Exercise details> Set the listing down once more, exactly as given.

Data shown>
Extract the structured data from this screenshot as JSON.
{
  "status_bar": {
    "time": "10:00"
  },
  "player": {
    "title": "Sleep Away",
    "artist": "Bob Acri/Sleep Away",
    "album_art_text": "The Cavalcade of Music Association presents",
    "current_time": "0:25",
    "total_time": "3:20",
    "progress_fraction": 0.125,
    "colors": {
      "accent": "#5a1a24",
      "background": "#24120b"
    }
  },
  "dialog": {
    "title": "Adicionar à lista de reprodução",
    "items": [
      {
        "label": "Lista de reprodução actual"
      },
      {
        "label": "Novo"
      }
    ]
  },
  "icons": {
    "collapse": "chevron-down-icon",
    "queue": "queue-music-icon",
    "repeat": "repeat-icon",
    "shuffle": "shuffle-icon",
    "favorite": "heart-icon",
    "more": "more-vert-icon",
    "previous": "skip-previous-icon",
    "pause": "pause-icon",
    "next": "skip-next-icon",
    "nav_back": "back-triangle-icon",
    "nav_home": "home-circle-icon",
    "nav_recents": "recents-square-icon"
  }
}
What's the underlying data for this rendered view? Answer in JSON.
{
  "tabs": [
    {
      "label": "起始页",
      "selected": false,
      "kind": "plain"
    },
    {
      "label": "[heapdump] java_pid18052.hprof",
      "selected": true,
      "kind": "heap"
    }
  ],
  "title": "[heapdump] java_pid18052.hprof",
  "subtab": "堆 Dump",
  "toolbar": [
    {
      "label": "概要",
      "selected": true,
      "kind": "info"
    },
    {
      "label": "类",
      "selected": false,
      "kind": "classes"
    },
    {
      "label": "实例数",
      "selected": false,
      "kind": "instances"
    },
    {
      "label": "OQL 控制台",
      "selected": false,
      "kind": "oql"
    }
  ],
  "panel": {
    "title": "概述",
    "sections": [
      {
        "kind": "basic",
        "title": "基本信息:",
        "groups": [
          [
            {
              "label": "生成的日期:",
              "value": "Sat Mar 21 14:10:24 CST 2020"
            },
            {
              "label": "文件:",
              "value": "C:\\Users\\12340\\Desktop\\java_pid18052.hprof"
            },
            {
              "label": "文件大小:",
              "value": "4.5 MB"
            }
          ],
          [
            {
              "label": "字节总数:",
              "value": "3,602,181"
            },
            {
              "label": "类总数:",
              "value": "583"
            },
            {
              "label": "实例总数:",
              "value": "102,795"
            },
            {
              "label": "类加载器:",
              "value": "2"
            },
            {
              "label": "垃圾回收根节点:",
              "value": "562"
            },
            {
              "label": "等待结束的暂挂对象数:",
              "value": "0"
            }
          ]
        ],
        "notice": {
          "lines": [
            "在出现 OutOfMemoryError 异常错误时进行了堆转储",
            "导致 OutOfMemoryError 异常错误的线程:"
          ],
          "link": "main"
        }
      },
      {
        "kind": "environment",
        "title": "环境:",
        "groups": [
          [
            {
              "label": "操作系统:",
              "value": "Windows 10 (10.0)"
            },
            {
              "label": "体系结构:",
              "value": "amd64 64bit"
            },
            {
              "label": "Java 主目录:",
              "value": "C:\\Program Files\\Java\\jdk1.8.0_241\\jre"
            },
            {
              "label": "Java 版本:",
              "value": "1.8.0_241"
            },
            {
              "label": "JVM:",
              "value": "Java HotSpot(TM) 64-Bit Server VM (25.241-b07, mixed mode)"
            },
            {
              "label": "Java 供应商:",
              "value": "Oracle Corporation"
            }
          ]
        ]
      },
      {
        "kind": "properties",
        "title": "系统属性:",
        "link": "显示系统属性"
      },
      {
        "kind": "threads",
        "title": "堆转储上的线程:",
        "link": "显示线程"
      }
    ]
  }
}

Problem solution>
Extract the structured data from this screenshot as JSON.
{
  "status_bar": {
    "time": "10:00"
  },
  "player": {
    "title": "Sleep Away",
    "artist": "Bob Acri/Sleep Away",
    "album_art_text": "The Cavalcade of Music Association presents",
    "current_time": "0:25",
    "total_time": "3:20",
    "progress_fraction": 0.125,
    "colors": {
      "accent": "#5a1a24",
      "background": "#24120b"
    }
  },
  "dialog": {
    "title": "Adicionar à lista de reprodução",
    "items": [
      {
        "label": "Lista de reprodução actual"
      },
      {
        "label": "Novo"
      }
    ]
  },
  "icons": {
    "collapse": "chevron-down-icon",
    "queue": "queue-music-icon",
    "repeat": "repeat-icon",
    "shuffle": "shuffle-icon",
    "favorite": "heart-icon",
    "more": "more-vert-icon",
    "previous": "skip-previous-icon",
    "pause": "pause-icon",
    "next": "skip-next-icon",
    "nav_back": "back-triangle-icon",
    "nav_home": "home-circle-icon",
    "nav_recents": "recents-square-icon"
  }
}
What's the underlying data for this rendered view? Answer in JSON.
{
  "tabs": [
    {
      "label": "起始页",
      "selected": false,
      "kind": "plain"
    },
    {
      "label": "[heapdump] java_pid18052.hprof",
      "selected": true,
      "kind": "heap"
    }
  ],
  "title": "[heapdump] java_pid18052.hprof",
  "subtab": "堆 Dump",
  "toolbar": [
    {
      "label": "概要",
      "selected": true,
      "kind": "info"
    },
    {
      "label": "类",
      "selected": false,
      "kind": "classes"
    },
    {
      "label": "实例数",
      "selected": false,
      "kind": "instances"
    },
    {
      "label": "OQL 控制台",
      "selected": false,
      "kind": "oql"
    }
  ],
  "panel": {
    "title": "概述",
    "sections": [
      {
        "kind": "basic",
        "title": "基本信息:",
        "groups": [
          [
            {
              "label": "生成的日期:",
              "value": "Sat Mar 21 14:10:24 CST 2020"
            },
            {
              "label": "文件:",
              "value": "C:\\Users\\12340\\Desktop\\java_pid18052.hprof"
            },
            {
              "label": "文件大小:",
              "value": "4.5 MB"
            }
          ],
          [
            {
              "label": "字节总数:",
              "value": "3,602,181"
            },
            {
              "label": "类总数:",
              "value": "583"
            },
            {
              "label": "实例总数:",
              "value": "102,795"
            },
            {
              "label": "类加载器:",
              "value": "2"
            },
            {
              "label": "垃圾回收根节点:",
              "value": "562"
            },
            {
              "label": "等待结束的暂挂对象数:",
              "value": "0"
            }
          ]
        ],
        "notice": {
          "lines": [
            "在出现 OutOfMemoryError 异常错误时进行了堆转储",
            "导致 OutOfMemoryError 异常错误的线程:"
          ],
          "link": "main"
        }
      },
      {
        "kind": "environment",
        "title": "环境:",
        "groups": [
          [
            {
              "label": "操作系统:",
              "value": "Windows 10 (10.0)"
            },
            {
              "label": "体系结构:",
              "value": "amd64 64bit"
            },
            {
              "label": "Java 主目录:",
              "value": "C:\\Program Files\\Java\\jdk1.8.0_241\\jre"
            },
            {
              "label": "Java 版本:",
              "value": "1.8.0_241"
            },
            {
              "label": "JVM:",
              "value": "Java HotSpot(TM) 64-Bit Server VM (25.241-b07, mixed mode)"
            },
            {
              "label": "Java 供应商:",
              "value": "Oracle Corporation"
            }
          ]
        ]
      },
      {
        "kind": "properties",
        "title": "系统属性:",
        "link": "显示系统属性"
      },
      {
        "kind": "threads",
        "title": "堆转储上的线程:",
        "link": "显示线程"
      }
    ]
  }
}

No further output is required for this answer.